“Turn your mind off” says Joel Osteen

Photo: D Dipasupil / Getty Images
Photo: D Dipasupil / Getty Images

I respond to Joel Osteen’s anti-intellectual encouragement for people to ‘turn their minds off’ and embrace faith.

Megachurch pastor Joel Osteen frequently advances a prominent anti-intellectual attitude of neglecting reason, argument, and evidence in favor of faith within a philosophically barren sphere of Christianity.

On October 2, Osteen wrote, “Faith is not in your head. Faith is in your heart. Sometimes you have to turn your mind off and listen to your heart.”

It is difficult to charitably interpret Joel Osteen’s comment particularly because his position appears to be self-refuting; Osteen advances what he would consider reasonable advice while simultaneously telling people to neglect using their minds which would be necessary for comprehending advice. Perhaps Osteen is being metaphorical — particularly because thought is a product of the brain and not the heart — and wants people to prioritizing feelings while neglecting anything which would seem to oppose feeling?

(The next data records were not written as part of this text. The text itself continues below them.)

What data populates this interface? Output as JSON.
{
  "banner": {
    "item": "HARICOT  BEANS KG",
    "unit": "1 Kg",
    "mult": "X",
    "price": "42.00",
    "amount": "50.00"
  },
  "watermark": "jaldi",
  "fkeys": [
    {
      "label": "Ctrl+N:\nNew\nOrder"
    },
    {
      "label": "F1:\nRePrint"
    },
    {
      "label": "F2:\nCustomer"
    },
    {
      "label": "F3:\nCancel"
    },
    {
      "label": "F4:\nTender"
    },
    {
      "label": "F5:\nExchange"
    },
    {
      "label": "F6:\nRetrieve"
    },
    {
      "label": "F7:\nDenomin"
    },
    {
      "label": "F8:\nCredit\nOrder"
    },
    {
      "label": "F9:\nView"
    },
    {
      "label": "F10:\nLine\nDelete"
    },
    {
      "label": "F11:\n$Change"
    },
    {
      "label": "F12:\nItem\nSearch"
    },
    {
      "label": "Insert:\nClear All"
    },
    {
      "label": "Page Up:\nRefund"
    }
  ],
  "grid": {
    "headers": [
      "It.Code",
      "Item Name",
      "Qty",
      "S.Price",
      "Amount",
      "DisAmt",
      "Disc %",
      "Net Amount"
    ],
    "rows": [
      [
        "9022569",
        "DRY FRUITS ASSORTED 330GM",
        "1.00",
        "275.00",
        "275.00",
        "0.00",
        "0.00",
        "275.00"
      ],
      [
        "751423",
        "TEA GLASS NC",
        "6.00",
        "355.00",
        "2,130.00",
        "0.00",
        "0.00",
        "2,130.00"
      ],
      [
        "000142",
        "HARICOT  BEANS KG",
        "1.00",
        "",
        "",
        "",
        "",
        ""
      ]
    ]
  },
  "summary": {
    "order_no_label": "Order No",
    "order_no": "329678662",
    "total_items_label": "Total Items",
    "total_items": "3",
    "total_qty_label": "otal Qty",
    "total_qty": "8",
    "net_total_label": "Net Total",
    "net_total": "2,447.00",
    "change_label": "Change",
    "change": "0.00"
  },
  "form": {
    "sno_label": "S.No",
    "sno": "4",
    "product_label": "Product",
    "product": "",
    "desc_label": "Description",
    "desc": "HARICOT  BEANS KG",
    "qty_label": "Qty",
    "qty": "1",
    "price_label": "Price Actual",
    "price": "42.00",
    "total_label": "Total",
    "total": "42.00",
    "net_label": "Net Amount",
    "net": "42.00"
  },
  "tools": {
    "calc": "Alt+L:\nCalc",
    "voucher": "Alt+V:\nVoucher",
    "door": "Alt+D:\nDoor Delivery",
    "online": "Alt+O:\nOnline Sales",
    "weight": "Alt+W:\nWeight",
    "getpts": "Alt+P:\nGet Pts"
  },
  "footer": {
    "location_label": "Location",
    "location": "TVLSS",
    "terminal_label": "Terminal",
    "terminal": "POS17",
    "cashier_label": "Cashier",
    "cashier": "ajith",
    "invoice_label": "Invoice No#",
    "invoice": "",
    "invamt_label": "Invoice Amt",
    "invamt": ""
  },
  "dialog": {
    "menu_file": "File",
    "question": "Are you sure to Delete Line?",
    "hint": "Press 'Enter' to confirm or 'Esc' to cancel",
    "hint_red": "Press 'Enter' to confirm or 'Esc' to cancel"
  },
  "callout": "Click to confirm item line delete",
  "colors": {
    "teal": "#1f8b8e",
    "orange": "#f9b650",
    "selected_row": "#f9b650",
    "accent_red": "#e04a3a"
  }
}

Nevertheless, it is quite clear that Osteen is not advancing what some Christians would call a reasonable faith or a combination of faith and reason which would warrant belief in the Christian god. Rather than providing reasons for Christian belief — without merely appealing to faith — Osteen advocates a position of ‘listening to the heart’ – a faulty approach to attaining justified true beliefs which ironically leads religious people of various denominations to radically different conclusions about the nature of the supernatural…and presumably also leads some to believe that no gods exist.

If Christian belief — or any belief for that matter — is worthy of consideration it should have no difficulty facing the greatest intellectual challenges. Rather than ‘turning the mind off,’ Christian adherents ought to, as 1 Peter 3:15 suggests, provide reasons for their belief in God. Besides, if there is good reason to suggest Christian belief is warranted, faith — in Osteen’s case, ‘listening to the heart’ — need not enter the picture.

I am extremely skeptical of someone who casts reason, argument, and evidence as something to be shunned – something to be ‘turned off’ – especially when very good reasons exist to doubt the claim being advanced. Osteen’s position, it seems, regarding Christians dealing with doubt, is not to rationally evaluate whether Christian beliefs should be maintained, but rather appears to be a suggestion to self-delude and neglect to wrestle with any challenges. Perhaps this position also further mires Osteen in an epistemological wasteland since this renders Christian belief is unfalsifiable — immune to revision — if it is the case that all challenges should be neglected in favor of faith.

Resorting to a position of telling others to ‘turn their minds off’ is a tactic of desperation and a huge red flag indicating that a claim may not stand to face intellectual rigor. Osteen offers a faulty epistemology with his anti-intellectual appeals. Christians should do much better than this. Are there any other areas in life in which people should ‘turn their minds off’ and ‘listen to their heart?’ If not, why take this approach when considering Christian belief?

As always, feel free to comment below.

 

Justin Vacula

Justin Vacula hosts the Stoic Philosophy Podcast; serves as co-organizer and spokesperson for the Northeastern Pennsylvania (NEPA) Freethought Society; and has hosted monthly Stoic Philosophy discussion groups for the Humanist Association of Greater Philadelphia. He has appeared on and hosted various radio shows and podcasts; participated in formal debates and discussions; was a guest speaker for college-level courses; was featured in local, national, and international news; and has been invited to speak at various national, local, and statewide events. Vacula received bachelor's degrees in Philosophy and Psychology, a minor in Professional Writing, and the distinguished W.A. Kilburn Memorial Award for Philosophy from King's College in Wilkes-Barre, Pennsylvania. He is currently living in the Scranton, PA area attending Marywood University's graduate-level Mental Health Counseling program and has worked with the Arc of Luzerne County's Transition to Community Employment program as a teacher's assistant and job coach alongside adult learners with intellectual and developmental disabilities. He also plays poker; volunteers as a member of the website and media team for the Greyhawk Reborn Dungeons & Dragons campaign while playing at events in the Eastern United States; and enjoys metal music.